To fertilize berries, test the soil beforehand to make sure the pH and nutrient mix is correct. Blueberries thrive in acidic soil with a pH between 4.09 and 5, and they are sensitive to over-fertilization. When the soil is adjusted to a lower pH, use high-acid fertilizers that contain ammonium nitrate, ammonium sulfate or sulfur-coated urea.Continue Reading
Fertilizers that contain nitrates such as calcium nitrate or chloride are lethal to some blueberry plants. Use high-nitrogen fertilizers instead.
Rhododendron and azalea fertilizer formulations work well with blueberries. Use 2 tablespoons of fertilizer for new plants. After the first year, calculate the amount of fertilizer based on the years planted. Use 1 ounce for each year planted, but never go over 8 ounces per plant.
Organic fertilizers are also effective. Blood meal or fish meal provide nitrogen. Bone meal and powdered seaweed provide phosphorus and potassium. Sphagnum peat or coffee grounds provide acidity.
Use appropriate blueberry fertilizer in case of iron or magnesium deficiencies. Iron deficiency manifests as yellow leaves with green veins, and magnesium deficiency manifests as reddish-yellow patches near the edges of the leaves.
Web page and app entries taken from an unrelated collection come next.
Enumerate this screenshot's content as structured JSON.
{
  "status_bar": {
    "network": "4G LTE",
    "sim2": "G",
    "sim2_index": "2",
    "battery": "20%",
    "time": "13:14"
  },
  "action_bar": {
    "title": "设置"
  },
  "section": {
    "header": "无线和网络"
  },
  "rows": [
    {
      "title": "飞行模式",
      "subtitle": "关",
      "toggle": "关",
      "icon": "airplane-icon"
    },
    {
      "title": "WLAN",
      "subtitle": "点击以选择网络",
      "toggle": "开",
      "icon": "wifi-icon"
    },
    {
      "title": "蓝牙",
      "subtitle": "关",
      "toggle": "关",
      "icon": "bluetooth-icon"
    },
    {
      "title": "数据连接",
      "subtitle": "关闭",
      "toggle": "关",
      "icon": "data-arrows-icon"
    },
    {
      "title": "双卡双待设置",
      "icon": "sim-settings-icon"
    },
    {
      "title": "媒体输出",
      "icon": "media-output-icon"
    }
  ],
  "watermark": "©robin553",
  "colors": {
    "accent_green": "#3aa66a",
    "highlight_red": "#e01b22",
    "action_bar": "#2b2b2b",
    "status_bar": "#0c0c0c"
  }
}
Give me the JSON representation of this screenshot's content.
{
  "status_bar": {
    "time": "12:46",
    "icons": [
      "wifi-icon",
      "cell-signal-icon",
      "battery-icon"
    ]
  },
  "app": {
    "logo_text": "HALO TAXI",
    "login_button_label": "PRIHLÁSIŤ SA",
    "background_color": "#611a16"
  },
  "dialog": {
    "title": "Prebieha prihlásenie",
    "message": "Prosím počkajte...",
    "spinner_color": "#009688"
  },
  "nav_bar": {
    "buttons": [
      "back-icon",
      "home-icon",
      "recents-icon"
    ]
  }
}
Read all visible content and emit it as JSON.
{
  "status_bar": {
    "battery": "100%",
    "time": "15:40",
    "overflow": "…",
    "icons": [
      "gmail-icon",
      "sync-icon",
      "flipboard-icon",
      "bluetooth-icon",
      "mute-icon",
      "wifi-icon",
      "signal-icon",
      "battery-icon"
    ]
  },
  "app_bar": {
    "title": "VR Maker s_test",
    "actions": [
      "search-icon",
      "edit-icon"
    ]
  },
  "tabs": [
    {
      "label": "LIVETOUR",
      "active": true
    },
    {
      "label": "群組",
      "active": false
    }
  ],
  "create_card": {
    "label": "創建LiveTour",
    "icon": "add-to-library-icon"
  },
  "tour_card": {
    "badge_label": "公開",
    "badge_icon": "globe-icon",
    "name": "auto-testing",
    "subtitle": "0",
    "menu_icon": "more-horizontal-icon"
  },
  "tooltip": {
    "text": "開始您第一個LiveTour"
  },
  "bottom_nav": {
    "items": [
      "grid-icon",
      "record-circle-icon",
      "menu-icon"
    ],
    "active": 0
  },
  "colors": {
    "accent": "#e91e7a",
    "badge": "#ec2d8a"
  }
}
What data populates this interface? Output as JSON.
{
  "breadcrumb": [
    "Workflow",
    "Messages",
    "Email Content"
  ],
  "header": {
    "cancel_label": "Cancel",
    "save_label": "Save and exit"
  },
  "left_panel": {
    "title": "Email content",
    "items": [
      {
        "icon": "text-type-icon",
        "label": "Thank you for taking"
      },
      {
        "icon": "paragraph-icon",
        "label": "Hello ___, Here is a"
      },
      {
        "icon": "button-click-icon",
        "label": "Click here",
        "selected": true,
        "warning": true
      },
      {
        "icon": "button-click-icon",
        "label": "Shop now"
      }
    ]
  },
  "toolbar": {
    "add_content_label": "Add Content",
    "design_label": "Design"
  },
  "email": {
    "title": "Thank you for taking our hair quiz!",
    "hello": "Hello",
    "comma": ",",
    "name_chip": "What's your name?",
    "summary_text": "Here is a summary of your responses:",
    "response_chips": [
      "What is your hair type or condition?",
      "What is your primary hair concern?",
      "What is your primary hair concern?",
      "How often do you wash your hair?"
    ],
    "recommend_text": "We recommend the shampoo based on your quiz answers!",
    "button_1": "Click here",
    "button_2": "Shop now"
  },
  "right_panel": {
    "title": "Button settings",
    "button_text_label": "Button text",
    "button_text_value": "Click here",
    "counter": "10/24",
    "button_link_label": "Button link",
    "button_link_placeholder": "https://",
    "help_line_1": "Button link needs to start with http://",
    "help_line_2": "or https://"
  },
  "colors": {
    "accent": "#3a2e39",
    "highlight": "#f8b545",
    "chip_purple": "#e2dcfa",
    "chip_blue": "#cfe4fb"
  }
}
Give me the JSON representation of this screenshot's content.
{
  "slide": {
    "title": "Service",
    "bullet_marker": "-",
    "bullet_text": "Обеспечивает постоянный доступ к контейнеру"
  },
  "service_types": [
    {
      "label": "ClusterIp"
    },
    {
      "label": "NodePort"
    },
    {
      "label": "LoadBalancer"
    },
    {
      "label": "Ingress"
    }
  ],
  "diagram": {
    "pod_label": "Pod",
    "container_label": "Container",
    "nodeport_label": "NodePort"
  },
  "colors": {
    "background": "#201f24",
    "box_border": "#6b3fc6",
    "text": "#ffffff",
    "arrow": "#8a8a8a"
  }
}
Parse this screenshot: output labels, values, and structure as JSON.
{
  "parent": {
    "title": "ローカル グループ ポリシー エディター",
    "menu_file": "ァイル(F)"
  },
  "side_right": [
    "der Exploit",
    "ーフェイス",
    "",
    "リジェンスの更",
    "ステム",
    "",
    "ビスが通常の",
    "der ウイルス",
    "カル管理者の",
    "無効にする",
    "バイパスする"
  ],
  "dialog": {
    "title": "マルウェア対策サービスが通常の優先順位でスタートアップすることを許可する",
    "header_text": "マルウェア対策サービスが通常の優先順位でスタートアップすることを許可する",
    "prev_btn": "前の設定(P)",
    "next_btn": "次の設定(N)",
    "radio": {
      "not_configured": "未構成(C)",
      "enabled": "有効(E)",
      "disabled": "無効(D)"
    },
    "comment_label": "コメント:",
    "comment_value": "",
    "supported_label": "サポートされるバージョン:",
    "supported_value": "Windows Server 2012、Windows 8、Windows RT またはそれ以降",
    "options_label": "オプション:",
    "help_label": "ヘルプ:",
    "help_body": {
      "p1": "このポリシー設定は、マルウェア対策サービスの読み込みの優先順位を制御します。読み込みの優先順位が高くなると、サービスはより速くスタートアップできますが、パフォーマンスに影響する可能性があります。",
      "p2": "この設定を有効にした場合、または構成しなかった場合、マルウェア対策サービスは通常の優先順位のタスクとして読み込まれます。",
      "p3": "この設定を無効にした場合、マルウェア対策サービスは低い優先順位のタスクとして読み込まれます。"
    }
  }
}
Fertilize blueberries only once a year in the spring before the leaves grow to allow the fertilizer to penetrate the soil and reach the roots first.Learn more about Gardening & Landscapes